--- Listed entries Enclosed Below ---
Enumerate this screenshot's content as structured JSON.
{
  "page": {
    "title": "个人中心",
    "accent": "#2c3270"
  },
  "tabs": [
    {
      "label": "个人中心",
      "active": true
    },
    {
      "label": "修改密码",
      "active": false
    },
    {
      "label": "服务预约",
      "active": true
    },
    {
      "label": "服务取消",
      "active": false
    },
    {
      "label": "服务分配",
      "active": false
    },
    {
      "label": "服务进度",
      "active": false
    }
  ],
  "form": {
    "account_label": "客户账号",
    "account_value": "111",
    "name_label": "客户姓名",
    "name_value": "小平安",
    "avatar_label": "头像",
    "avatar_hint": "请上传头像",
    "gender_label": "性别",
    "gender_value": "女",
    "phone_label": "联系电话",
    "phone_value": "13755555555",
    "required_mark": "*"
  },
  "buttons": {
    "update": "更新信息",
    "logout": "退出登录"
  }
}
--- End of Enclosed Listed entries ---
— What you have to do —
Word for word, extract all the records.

— Your solution —
Enumerate this screenshot's content as structured JSON.
{
  "page": {
    "title": "个人中心",
    "accent": "#2c3270"
  },
  "tabs": [
    {
      "label": "个人中心",
      "active": true
    },
    {
      "label": "修改密码",
      "active": false
    },
    {
      "label": "服务预约",
      "active": true
    },
    {
      "label": "服务取消",
      "active": false
    },
    {
      "label": "服务分配",
      "active": false
    },
    {
      "label": "服务进度",
      "active": false
    }
  ],
  "form": {
    "account_label": "客户账号",
    "account_value": "111",
    "name_label": "客户姓名",
    "name_value": "小平安",
    "avatar_label": "头像",
    "avatar_hint": "请上传头像",
    "gender_label": "性别",
    "gender_value": "女",
    "phone_label": "联系电话",
    "phone_value": "13755555555",
    "required_mark": "*"
  },
  "buttons": {
    "update": "更新信息",
    "logout": "退出登录"
  }
}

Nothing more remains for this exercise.